Extracted data:
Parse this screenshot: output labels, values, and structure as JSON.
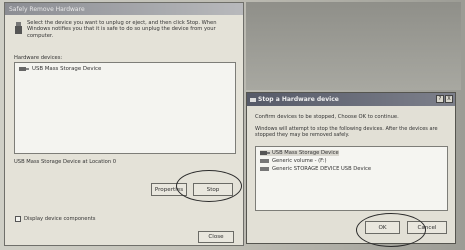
{
  "left_dialog": {
    "title": "Safely Remove Hardware",
    "instructions": "Select the device you want to unplug or eject, and then click Stop. When Windows notifies you that it is safe to do so unplug the device from your computer.",
    "hardware_label": "Hardware devices:",
    "devices": [
      "USB Mass Storage Device"
    ],
    "location_text": "USB Mass Storage Device at Location 0",
    "properties_button": "Properties",
    "stop_button": "Stop",
    "display_components_label": "Display device components",
    "display_components_checked": false,
    "close_button": "Close"
  },
  "right_dialog": {
    "title": "Stop a Hardware device",
    "help_button": "?",
    "close_button": "X",
    "confirm_text": "Confirm devices to be stopped, Choose OK to continue.",
    "windows_text": "Windows will attempt to stop the following devices. After the devices are stopped they may be removed safely.",
    "devices": [
      "USB Mass Storage Device",
      "Generic volume - (F:)",
      "Generic STORAGE DEVICE USB Device"
    ],
    "ok_button": "OK",
    "cancel_button": "Cancel"
  },
  "colors": {
    "dialog_bg": "#e4e2d8",
    "titlebar_active": "#565a68",
    "annotation": "#2b2b2b"
  }
}
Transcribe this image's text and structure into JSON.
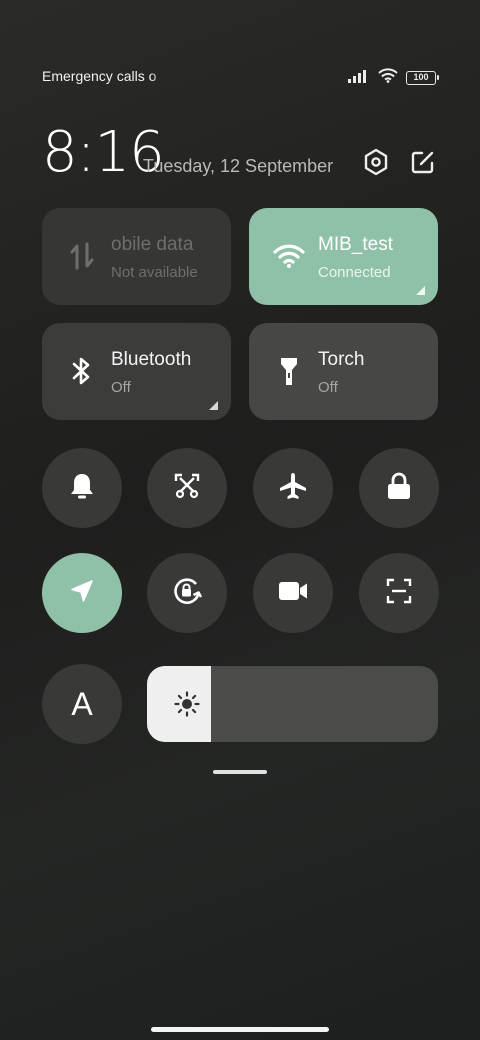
{
  "status_bar": {
    "carrier_text": "Emergency calls o",
    "battery_level": "100",
    "icons": [
      "signal-icon",
      "wifi-icon",
      "battery-icon"
    ]
  },
  "header": {
    "time": "8:16",
    "date": "Tuesday, 12 September",
    "settings_icon": "settings-icon",
    "edit_icon": "edit-icon"
  },
  "tiles": [
    {
      "title": "obile data",
      "subtitle": "Not available",
      "icon": "mobile-data-icon",
      "state": "disabled"
    },
    {
      "title": "MIB_test",
      "subtitle": "Connected",
      "icon": "wifi-icon",
      "state": "active"
    },
    {
      "title": "Bluetooth",
      "subtitle": "Off",
      "icon": "bluetooth-icon",
      "state": "off"
    },
    {
      "title": "Torch",
      "subtitle": "Off",
      "icon": "torch-icon",
      "state": "off"
    }
  ],
  "toggles_row1": [
    "bell-icon",
    "screenshot-icon",
    "airplane-icon",
    "lock-icon"
  ],
  "toggles_row2": [
    "location-icon",
    "rotation-lock-icon",
    "video-camera-icon",
    "scanner-icon"
  ],
  "font_toggle_label": "A",
  "brightness": {
    "level": 0.22,
    "icon": "sun-icon"
  },
  "colors": {
    "accent": "#8fc1a9",
    "tile": "#3c3c3b",
    "round": "#393938"
  }
}
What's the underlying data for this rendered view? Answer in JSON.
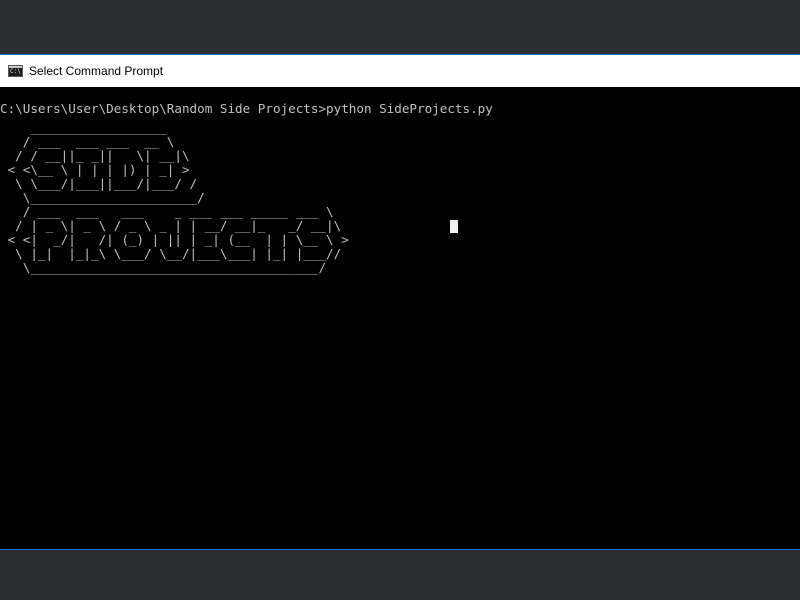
{
  "window": {
    "title": "Select Command Prompt",
    "icon_text": "C:\\"
  },
  "console": {
    "prompt": "C:\\Users\\User\\Desktop\\Random Side Projects>python SideProjects.py",
    "ascii_art": "    __________________\n   / ___  ___ ___  __ \\\n  / / __||_ _||   \\| __|\\\n < <\\__ \\ | | | |) | _| >\n  \\ \\___/|___||___/|___/ /\n   \\______________________/\n   / ___  ___   ___    _ ___ ___ _____ ___ \\\n  / | _ \\| _ \\ / _ \\ _ | | __/ __|_   _/ __|\\\n < <|  _/|   /| (_) | || | _| (__  | | \\__ \\ >\n  \\ |_|  |_|_\\ \\___/ \\__/|___\\___| |_| |___//\n   \\______________________________________/"
  },
  "colors": {
    "terminal_bg": "#000000",
    "terminal_text": "#c0c0c0",
    "titlebar_bg": "#ffffff",
    "desktop_bg": "#2b2e35",
    "window_accent": "#1f6fbf"
  }
}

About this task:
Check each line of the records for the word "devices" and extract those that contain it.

Task solution:
    "hardware_label": "Hardware devices:",
    "devices": [
    "confirm_text": "Confirm devices to be stopped, Choose OK to continue.",
    "windows_text": "Windows will attempt to stop the following devices. After the devices are stopped they may be removed safely.",
    "devices": [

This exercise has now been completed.